[PROVIDED ENTRIES Boundary: Start]
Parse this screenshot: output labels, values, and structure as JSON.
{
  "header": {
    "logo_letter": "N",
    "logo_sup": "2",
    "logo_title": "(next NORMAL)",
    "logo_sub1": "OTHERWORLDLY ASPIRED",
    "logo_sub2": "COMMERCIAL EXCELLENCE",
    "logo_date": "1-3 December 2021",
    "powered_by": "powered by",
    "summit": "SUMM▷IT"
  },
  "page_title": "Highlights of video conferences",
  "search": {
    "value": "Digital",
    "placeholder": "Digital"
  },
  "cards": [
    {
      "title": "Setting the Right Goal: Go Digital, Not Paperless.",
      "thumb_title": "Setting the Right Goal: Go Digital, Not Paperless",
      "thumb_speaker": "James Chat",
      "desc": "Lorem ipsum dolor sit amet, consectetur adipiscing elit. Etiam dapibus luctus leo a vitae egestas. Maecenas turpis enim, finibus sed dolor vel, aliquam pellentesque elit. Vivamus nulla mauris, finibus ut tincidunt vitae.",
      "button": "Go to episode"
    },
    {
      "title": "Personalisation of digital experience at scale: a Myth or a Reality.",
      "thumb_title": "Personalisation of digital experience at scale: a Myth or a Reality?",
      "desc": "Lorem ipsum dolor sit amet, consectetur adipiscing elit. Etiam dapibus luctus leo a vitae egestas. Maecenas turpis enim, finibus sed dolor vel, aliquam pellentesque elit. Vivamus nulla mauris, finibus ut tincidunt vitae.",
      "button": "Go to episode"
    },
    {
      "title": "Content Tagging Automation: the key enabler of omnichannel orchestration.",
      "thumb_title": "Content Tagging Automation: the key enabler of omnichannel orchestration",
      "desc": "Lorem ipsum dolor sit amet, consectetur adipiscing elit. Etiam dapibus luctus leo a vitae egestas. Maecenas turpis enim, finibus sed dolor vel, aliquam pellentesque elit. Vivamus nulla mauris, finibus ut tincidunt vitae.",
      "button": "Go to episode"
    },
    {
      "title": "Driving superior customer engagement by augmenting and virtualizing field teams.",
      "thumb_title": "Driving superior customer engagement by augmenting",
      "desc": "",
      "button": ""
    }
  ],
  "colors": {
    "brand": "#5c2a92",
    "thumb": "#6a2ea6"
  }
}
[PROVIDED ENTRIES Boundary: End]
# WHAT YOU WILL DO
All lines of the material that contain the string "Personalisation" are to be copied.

# REPLY
      "title": "Personalisation of digital experience at scale: a Myth or a Reality.",
      "thumb_title": "Personalisation of digital experience at scale: a Myth or a Reality?",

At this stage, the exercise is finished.